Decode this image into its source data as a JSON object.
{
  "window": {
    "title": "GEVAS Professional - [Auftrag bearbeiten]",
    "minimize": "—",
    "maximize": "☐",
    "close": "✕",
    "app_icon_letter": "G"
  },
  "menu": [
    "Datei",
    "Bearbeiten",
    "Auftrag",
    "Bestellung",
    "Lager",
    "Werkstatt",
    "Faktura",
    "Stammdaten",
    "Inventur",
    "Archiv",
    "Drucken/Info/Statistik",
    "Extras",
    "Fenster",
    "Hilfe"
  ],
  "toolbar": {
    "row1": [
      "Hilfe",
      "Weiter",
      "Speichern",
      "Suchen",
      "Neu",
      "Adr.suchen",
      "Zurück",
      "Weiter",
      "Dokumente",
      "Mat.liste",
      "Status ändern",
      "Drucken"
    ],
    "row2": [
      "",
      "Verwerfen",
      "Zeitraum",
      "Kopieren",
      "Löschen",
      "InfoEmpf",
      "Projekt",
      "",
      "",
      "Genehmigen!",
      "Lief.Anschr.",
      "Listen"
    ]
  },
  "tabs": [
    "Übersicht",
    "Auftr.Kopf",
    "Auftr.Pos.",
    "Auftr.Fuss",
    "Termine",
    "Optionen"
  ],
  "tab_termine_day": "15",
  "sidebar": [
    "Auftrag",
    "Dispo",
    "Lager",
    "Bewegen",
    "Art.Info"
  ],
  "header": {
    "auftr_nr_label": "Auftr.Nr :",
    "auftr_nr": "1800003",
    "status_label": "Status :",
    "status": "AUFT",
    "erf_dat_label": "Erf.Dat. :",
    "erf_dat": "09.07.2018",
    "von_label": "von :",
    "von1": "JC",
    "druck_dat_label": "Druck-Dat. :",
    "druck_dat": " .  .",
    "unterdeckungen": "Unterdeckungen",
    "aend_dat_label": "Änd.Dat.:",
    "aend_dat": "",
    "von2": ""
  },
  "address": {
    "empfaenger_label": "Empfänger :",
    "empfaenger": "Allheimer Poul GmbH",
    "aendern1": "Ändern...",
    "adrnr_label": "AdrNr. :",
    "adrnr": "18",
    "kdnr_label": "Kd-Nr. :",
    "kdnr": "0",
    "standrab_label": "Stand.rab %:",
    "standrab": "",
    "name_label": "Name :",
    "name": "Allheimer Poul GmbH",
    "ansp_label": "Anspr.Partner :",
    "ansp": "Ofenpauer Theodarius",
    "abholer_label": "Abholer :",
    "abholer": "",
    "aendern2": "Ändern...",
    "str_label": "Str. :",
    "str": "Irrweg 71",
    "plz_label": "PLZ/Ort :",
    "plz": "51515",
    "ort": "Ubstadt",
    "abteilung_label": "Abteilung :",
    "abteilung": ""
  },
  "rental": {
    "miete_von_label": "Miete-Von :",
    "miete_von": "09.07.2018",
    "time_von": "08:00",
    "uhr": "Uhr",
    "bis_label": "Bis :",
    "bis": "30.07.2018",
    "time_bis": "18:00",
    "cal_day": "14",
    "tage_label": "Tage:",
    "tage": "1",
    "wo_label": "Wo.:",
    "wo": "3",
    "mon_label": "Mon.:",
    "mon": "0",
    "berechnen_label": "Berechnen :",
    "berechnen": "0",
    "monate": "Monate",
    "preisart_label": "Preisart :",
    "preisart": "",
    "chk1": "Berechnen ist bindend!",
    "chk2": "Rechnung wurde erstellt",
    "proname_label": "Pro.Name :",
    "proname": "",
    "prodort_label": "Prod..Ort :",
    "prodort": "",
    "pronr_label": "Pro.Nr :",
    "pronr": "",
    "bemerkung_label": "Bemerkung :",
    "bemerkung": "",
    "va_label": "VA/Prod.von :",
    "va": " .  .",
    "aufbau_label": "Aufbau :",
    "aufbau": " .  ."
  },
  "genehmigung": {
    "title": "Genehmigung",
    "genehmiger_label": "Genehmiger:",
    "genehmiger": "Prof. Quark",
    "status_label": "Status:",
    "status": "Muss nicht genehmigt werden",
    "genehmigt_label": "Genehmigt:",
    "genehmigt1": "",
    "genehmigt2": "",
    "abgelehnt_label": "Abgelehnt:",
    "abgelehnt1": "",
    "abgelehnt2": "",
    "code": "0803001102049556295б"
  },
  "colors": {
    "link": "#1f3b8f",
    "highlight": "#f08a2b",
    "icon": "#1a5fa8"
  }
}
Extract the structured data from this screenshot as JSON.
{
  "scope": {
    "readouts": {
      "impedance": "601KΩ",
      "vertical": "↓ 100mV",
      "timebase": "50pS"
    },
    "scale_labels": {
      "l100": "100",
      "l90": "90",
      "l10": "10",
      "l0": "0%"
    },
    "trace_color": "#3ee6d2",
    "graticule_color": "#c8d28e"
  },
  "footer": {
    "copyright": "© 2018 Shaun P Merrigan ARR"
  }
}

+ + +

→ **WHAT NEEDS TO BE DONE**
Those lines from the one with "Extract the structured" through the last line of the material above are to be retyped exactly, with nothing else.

→ **REPLY TO THE TASK**
Extract the structured data from this screenshot as JSON.
{
  "scope": {
    "readouts": {
      "impedance": "601KΩ",
      "vertical": "↓ 100mV",
      "timebase": "50pS"
    },
    "scale_labels": {
      "l100": "100",
      "l90": "90",
      "l10": "10",
      "l0": "0%"
    },
    "trace_color": "#3ee6d2",
    "graticule_color": "#c8d28e"
  },
  "footer": {
    "copyright": "© 2018 Shaun P Merrigan ARR"
  }
}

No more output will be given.